Start of Block
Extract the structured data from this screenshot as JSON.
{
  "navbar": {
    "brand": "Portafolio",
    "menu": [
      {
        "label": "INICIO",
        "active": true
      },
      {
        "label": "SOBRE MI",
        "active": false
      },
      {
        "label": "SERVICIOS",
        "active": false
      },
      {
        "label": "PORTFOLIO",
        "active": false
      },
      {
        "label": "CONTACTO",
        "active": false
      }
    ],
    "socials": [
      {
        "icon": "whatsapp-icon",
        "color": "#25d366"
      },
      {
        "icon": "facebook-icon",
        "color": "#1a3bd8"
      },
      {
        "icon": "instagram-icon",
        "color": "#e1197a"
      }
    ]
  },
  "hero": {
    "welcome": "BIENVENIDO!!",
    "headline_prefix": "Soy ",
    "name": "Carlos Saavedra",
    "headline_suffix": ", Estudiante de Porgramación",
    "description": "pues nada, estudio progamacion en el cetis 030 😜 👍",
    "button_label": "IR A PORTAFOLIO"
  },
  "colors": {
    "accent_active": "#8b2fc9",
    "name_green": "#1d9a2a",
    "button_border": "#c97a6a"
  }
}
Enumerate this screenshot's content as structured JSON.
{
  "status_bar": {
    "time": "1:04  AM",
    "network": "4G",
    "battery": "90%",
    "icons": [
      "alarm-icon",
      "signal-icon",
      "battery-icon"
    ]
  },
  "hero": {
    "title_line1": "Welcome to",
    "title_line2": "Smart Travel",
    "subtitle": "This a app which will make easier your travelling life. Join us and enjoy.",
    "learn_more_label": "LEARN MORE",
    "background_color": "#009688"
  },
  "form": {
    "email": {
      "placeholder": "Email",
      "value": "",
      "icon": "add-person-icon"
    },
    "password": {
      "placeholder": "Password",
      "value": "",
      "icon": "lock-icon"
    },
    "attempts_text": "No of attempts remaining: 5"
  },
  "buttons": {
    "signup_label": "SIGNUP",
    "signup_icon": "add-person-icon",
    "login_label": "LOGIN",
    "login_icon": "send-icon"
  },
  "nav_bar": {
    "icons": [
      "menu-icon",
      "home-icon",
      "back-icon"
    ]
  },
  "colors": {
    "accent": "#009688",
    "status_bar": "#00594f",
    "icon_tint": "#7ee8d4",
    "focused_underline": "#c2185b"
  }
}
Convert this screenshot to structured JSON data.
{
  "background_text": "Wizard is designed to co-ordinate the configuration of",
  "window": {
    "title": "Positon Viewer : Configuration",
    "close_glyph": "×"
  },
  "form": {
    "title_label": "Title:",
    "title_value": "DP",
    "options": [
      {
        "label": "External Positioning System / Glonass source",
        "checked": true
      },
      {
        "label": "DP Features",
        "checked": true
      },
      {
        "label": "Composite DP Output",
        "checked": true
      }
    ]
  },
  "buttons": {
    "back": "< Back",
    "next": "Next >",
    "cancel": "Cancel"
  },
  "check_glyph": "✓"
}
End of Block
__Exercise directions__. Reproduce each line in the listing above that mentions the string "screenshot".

__Expected answer__.
Extract the structured data from this screenshot as JSON.
Enumerate this screenshot's content as structured JSON.
Convert this screenshot to structured JSON data.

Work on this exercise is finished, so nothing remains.